Dataset excerpts:
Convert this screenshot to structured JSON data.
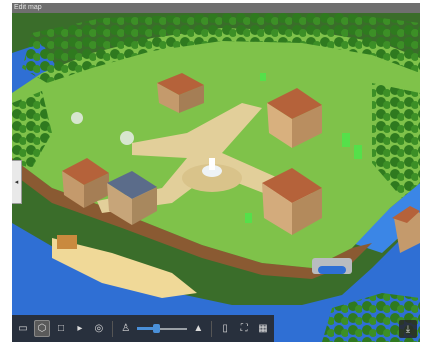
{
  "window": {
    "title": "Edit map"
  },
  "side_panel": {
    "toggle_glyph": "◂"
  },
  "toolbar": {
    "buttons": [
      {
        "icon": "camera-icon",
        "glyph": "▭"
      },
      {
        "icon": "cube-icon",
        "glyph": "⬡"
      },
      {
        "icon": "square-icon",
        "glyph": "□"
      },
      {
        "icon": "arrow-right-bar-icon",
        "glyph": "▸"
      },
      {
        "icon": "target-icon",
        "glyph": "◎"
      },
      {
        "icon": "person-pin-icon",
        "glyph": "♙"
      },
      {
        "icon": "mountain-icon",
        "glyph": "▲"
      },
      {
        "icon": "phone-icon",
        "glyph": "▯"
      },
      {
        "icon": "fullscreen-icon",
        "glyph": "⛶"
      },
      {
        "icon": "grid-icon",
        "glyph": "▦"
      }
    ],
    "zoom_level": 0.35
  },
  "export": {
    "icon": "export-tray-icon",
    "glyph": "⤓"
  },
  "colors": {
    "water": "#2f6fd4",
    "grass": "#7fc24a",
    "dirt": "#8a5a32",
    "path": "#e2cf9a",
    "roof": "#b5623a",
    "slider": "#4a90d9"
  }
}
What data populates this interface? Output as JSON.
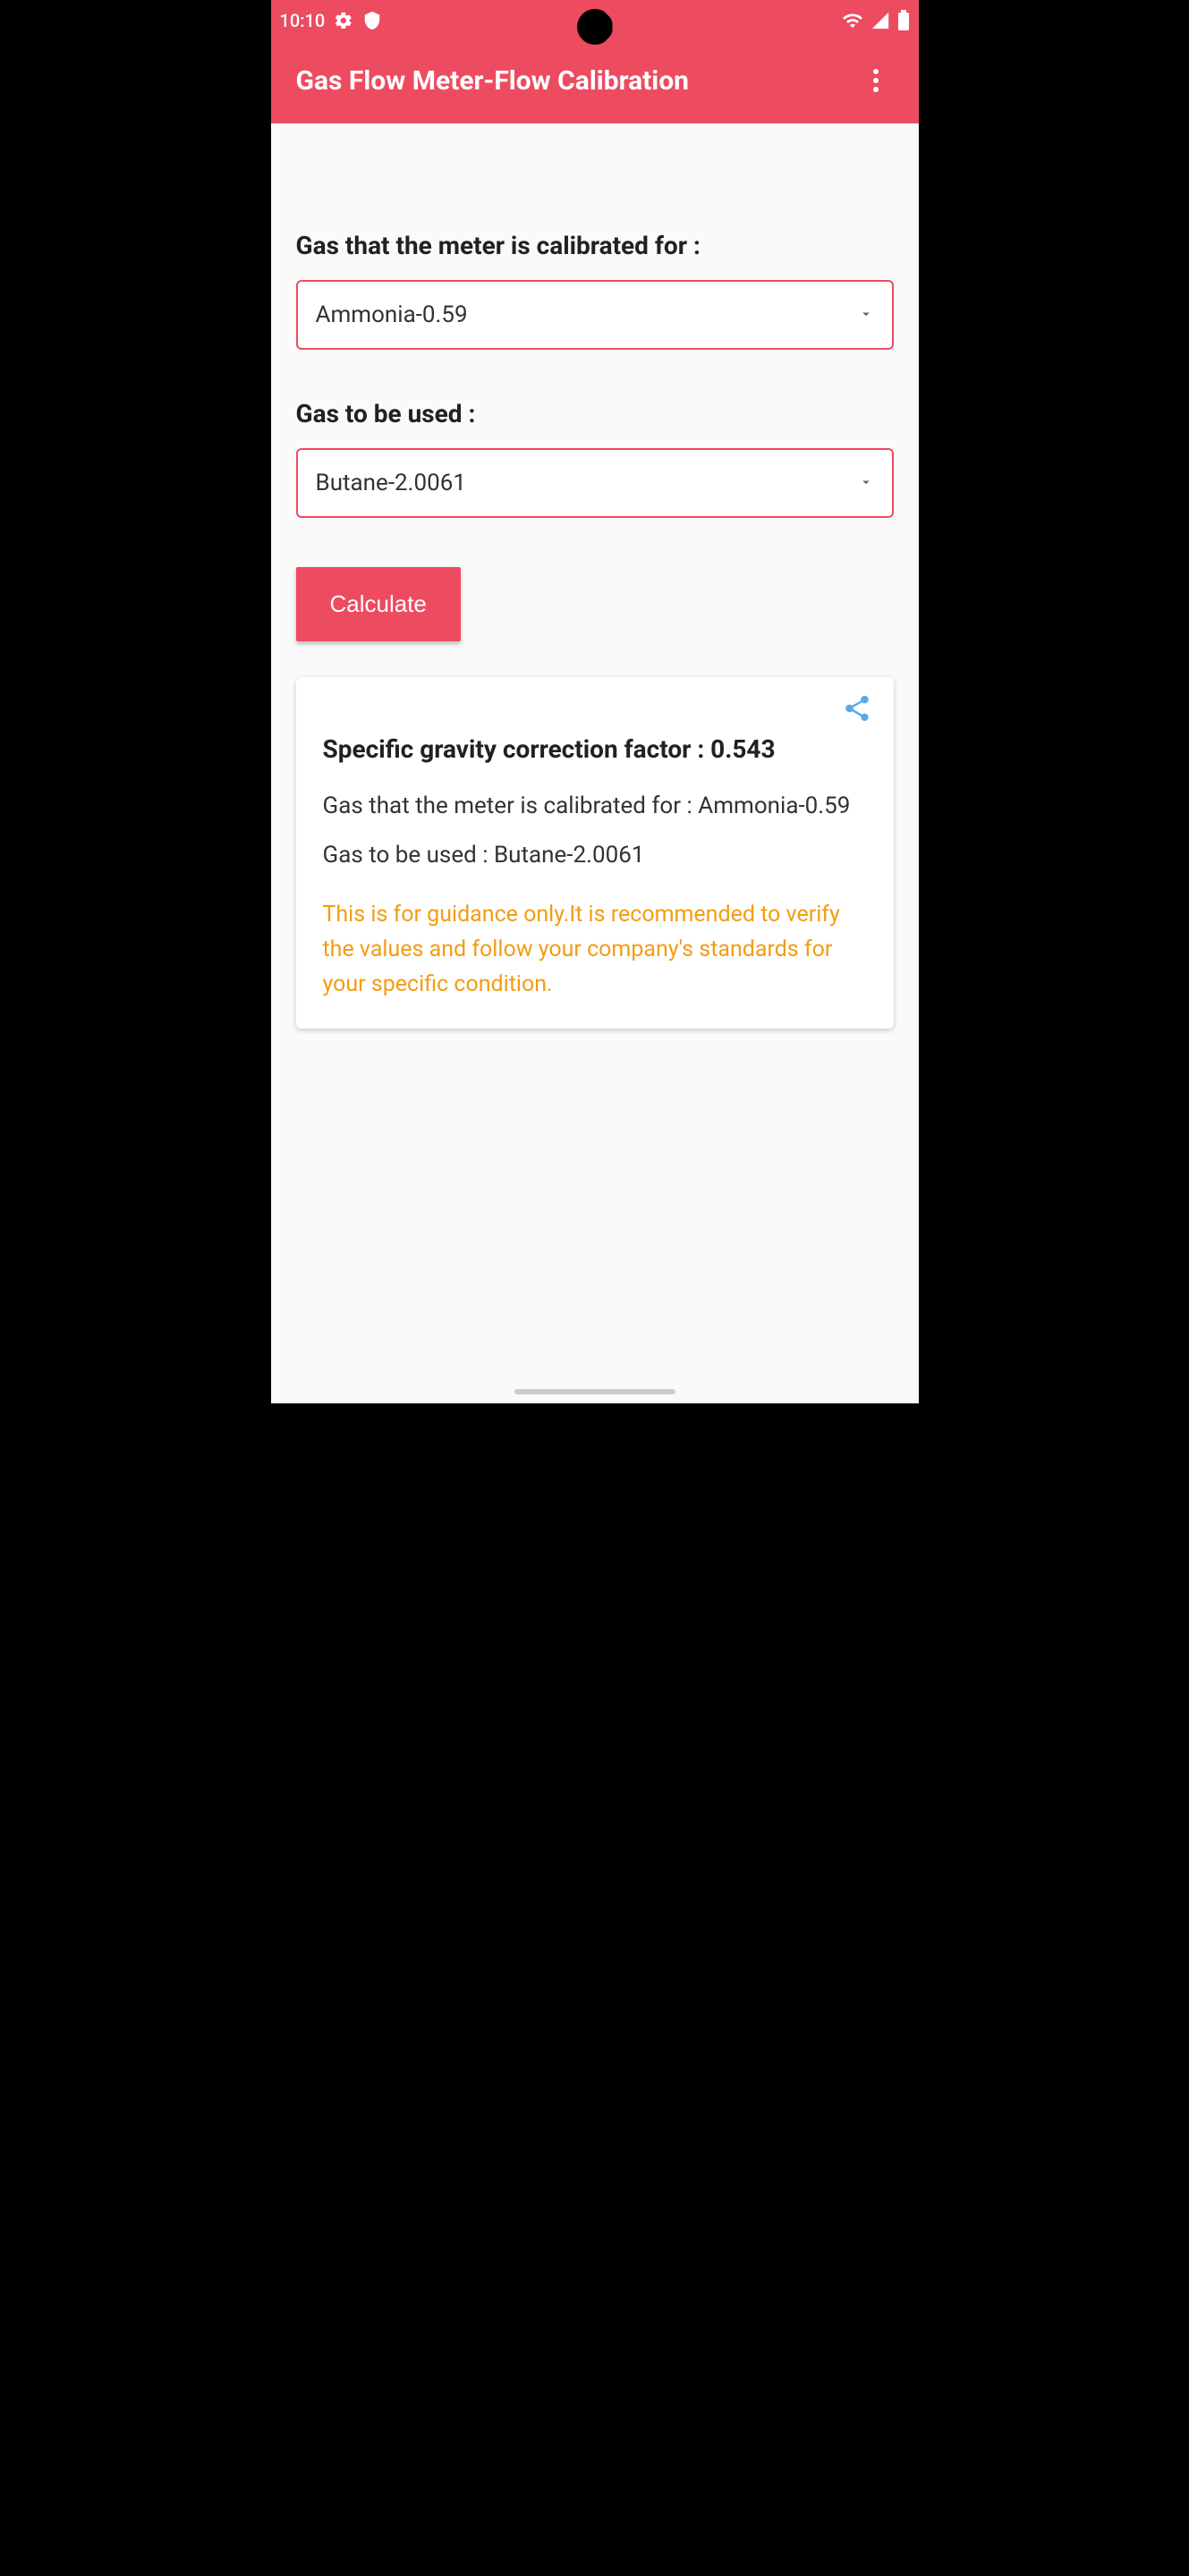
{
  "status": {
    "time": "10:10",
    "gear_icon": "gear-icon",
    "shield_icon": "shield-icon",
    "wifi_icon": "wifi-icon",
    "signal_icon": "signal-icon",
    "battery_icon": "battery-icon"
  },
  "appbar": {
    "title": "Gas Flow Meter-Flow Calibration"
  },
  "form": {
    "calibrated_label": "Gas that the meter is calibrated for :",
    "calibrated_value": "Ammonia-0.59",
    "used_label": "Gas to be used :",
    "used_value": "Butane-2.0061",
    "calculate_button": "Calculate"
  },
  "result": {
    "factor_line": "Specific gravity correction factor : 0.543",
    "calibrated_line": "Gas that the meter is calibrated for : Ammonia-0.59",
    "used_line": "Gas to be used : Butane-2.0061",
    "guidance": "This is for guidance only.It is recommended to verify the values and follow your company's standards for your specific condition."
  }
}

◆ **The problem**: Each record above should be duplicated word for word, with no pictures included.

◆ **Answer to this task**:
Convert this screenshot to structured JSON data.
{
  "window": {
    "title": "Edit map"
  },
  "side_panel": {
    "toggle_glyph": "◂"
  },
  "toolbar": {
    "buttons": [
      {
        "icon": "camera-icon",
        "glyph": "▭"
      },
      {
        "icon": "cube-icon",
        "glyph": "⬡"
      },
      {
        "icon": "square-icon",
        "glyph": "□"
      },
      {
        "icon": "arrow-right-bar-icon",
        "glyph": "▸"
      },
      {
        "icon": "target-icon",
        "glyph": "◎"
      },
      {
        "icon": "person-pin-icon",
        "glyph": "♙"
      },
      {
        "icon": "mountain-icon",
        "glyph": "▲"
      },
      {
        "icon": "phone-icon",
        "glyph": "▯"
      },
      {
        "icon": "fullscreen-icon",
        "glyph": "⛶"
      },
      {
        "icon": "grid-icon",
        "glyph": "▦"
      }
    ],
    "zoom_level": 0.35
  },
  "export": {
    "icon": "export-tray-icon",
    "glyph": "⤓"
  },
  "colors": {
    "water": "#2f6fd4",
    "grass": "#7fc24a",
    "dirt": "#8a5a32",
    "path": "#e2cf9a",
    "roof": "#b5623a",
    "slider": "#4a90d9"
  }
}
What data populates this interface? Output as JSON.
{
  "status": {
    "time": "10:10",
    "gear_icon": "gear-icon",
    "shield_icon": "shield-icon",
    "wifi_icon": "wifi-icon",
    "signal_icon": "signal-icon",
    "battery_icon": "battery-icon"
  },
  "appbar": {
    "title": "Gas Flow Meter-Flow Calibration"
  },
  "form": {
    "calibrated_label": "Gas that the meter is calibrated for :",
    "calibrated_value": "Ammonia-0.59",
    "used_label": "Gas to be used :",
    "used_value": "Butane-2.0061",
    "calculate_button": "Calculate"
  },
  "result": {
    "factor_line": "Specific gravity correction factor : 0.543",
    "calibrated_line": "Gas that the meter is calibrated for : Ammonia-0.59",
    "used_line": "Gas to be used : Butane-2.0061",
    "guidance": "This is for guidance only.It is recommended to verify the values and follow your company's standards for your specific condition."
  }
}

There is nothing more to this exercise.